Report: Biggest Green Groups Get the Most "Greenbacks"
LAS VEGAS - The largest national environmental groups are getting the most charitable dollars, a new report says, while in many cases, important conservation projects taken on by smaller groups in Nevada and across the nation are being overlooked.
People at the local level are often the ones most affected by their area's environment and climate challenges, according to the National Committee for Responsive Philanthropy (NCRP), although its research found they receive only 15 percent of the grant money given by foundations for environmental work.
Aaron Dorfman, NCRP executive director, says charitable funders need to change that.
"They've got the freedom to take risks and experiment.
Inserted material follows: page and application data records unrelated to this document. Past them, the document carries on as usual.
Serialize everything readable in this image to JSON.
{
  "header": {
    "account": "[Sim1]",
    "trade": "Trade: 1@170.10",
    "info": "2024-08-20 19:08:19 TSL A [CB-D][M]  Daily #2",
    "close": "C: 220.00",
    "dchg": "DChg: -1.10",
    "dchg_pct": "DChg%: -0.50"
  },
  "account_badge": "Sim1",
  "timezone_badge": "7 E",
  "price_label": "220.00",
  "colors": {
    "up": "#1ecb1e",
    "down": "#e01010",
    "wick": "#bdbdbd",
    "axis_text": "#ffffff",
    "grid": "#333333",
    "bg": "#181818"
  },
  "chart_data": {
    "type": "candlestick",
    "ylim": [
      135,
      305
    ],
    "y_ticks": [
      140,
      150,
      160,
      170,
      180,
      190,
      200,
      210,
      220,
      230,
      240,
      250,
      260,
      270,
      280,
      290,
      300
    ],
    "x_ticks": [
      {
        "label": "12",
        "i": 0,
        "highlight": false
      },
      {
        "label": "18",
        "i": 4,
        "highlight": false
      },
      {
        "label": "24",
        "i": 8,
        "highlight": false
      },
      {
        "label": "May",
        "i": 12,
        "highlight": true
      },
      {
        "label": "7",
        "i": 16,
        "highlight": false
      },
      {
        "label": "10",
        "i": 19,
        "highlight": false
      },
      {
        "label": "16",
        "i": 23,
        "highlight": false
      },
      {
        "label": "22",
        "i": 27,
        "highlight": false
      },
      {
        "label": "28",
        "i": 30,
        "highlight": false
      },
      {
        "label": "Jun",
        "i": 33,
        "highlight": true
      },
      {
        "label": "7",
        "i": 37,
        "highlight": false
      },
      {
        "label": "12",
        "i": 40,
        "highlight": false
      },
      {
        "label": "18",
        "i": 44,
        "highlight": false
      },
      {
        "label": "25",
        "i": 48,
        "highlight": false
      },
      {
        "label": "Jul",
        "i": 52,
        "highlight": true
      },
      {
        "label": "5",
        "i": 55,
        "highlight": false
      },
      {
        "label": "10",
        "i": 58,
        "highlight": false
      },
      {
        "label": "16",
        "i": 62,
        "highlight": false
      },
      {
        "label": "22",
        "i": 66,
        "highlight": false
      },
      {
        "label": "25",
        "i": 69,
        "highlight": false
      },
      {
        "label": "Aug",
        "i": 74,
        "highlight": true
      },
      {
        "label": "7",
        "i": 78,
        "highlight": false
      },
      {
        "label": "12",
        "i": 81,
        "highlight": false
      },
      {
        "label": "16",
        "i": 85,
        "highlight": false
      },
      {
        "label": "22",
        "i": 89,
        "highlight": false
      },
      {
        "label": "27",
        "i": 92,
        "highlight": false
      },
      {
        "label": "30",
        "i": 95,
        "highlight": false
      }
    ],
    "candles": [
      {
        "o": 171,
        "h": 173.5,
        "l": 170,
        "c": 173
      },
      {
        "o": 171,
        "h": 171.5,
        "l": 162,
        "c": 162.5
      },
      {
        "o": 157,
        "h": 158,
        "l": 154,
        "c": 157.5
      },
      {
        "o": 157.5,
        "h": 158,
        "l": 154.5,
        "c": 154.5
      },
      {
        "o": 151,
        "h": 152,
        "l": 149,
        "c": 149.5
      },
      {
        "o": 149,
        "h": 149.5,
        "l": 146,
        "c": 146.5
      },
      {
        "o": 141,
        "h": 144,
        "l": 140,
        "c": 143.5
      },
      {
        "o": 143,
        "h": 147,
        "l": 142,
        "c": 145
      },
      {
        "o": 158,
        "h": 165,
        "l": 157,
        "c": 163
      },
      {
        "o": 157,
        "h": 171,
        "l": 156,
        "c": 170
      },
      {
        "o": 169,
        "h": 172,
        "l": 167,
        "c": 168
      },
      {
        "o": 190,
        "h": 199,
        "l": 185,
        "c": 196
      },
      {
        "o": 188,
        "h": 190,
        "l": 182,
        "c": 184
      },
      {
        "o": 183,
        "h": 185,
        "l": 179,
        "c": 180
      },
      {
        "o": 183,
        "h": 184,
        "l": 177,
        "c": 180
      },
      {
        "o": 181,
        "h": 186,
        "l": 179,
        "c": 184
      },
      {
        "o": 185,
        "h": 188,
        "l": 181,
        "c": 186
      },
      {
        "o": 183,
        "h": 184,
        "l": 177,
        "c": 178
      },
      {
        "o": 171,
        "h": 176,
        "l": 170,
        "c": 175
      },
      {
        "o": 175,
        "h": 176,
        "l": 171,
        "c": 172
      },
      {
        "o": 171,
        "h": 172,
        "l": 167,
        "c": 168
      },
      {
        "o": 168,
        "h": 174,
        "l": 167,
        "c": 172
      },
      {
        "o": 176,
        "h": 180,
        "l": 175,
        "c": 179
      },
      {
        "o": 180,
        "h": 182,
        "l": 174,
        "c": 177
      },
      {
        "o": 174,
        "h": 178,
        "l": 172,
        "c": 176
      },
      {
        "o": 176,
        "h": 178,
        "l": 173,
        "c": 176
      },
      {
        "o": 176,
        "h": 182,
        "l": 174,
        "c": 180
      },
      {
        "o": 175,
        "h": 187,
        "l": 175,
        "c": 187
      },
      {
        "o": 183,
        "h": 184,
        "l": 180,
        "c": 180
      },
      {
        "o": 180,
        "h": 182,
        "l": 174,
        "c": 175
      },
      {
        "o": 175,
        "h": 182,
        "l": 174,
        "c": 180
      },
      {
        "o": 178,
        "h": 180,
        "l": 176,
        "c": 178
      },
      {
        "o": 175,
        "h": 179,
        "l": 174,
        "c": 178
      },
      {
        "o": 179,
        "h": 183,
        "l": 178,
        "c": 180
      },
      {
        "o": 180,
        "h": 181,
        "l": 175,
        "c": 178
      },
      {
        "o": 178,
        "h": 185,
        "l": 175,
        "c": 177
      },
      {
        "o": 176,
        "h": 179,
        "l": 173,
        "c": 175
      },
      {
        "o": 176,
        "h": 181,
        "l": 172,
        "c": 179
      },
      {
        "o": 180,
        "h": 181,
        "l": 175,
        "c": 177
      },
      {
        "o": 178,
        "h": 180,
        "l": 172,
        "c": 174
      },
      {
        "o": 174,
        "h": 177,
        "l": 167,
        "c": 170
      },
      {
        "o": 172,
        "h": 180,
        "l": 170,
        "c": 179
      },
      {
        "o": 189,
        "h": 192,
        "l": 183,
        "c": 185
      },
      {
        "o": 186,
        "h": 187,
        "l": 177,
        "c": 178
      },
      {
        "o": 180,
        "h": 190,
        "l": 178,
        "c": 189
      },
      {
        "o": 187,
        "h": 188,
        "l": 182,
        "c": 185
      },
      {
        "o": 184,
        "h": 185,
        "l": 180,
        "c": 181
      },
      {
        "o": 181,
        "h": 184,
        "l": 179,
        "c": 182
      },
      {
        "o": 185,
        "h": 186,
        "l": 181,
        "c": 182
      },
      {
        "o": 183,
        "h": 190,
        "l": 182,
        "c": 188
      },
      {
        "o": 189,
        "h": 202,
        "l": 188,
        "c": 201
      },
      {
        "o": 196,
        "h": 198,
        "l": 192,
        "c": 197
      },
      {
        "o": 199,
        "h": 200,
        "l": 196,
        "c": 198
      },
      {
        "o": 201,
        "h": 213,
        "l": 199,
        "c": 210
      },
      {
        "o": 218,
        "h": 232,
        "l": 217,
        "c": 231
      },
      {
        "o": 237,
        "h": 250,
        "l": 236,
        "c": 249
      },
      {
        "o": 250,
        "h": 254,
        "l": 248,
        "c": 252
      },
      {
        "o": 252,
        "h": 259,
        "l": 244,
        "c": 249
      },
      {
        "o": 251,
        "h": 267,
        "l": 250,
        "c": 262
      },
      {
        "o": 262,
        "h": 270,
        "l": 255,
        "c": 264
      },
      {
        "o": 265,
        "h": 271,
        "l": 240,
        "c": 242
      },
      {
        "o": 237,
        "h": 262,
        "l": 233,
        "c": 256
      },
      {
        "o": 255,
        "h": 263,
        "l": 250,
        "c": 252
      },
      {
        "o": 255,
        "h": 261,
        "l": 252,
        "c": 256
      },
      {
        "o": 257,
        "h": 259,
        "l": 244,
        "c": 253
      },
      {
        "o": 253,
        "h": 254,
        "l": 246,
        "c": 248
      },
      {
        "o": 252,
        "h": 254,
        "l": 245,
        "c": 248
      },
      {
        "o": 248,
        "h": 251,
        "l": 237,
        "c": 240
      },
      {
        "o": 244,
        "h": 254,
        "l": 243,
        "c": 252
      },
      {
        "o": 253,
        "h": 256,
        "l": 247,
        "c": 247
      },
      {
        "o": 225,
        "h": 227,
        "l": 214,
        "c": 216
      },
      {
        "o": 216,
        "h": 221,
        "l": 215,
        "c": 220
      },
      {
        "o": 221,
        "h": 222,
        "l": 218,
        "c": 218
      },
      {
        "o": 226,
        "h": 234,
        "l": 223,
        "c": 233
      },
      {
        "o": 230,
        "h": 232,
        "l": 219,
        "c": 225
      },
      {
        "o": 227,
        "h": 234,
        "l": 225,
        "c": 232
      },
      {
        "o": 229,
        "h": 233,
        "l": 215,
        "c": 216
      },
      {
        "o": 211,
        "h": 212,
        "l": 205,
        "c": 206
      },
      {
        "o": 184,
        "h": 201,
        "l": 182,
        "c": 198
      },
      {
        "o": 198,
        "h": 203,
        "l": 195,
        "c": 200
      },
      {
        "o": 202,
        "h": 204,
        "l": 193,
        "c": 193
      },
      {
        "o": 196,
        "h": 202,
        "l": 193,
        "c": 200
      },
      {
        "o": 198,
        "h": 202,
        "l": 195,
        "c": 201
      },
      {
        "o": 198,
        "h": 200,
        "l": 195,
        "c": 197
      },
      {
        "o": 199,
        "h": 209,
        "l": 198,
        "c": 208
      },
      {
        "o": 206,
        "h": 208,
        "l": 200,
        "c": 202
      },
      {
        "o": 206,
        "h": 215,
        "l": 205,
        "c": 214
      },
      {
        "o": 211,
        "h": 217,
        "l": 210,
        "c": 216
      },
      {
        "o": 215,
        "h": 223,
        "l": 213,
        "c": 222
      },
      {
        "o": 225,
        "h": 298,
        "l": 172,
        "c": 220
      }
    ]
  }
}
Foundations are supposed to be society's 'passing gear,' to really invest in those things that might not be attracting support otherwise. We just don't see that happening."
Bob Fulkerson, executive director of the Progressive Leadership Alliance of Nevada, says the three-decade fight by locals to prevent the federal government from turning Yucca Mountain into a nuclear-waste dump is a prime example of the power local grass-roots groups can muster to protect the environment.
"When the federal government first wanted to put nuclear waste here, it was local citizens and it was Native Americans who were working together to fight that dump. And so far we've held them off, and the delay is victory."
In recent years, Fulkerson says, small grass-roots groups played a major role in blocking the massive water pipeline project conservationists fear could dry up rural Nevada's water supply.
Half of all environmental grants are awarded to large national organizations with budgets of $5 million or more, the report says. It suggests that at least 25 percent of a foundation's grant dollars should go to grassroots organizing and advocacy.
The report, "Cultivating the Grassroots: A Winning Approach for Environment and Climate Funders," is online at ncrp.org.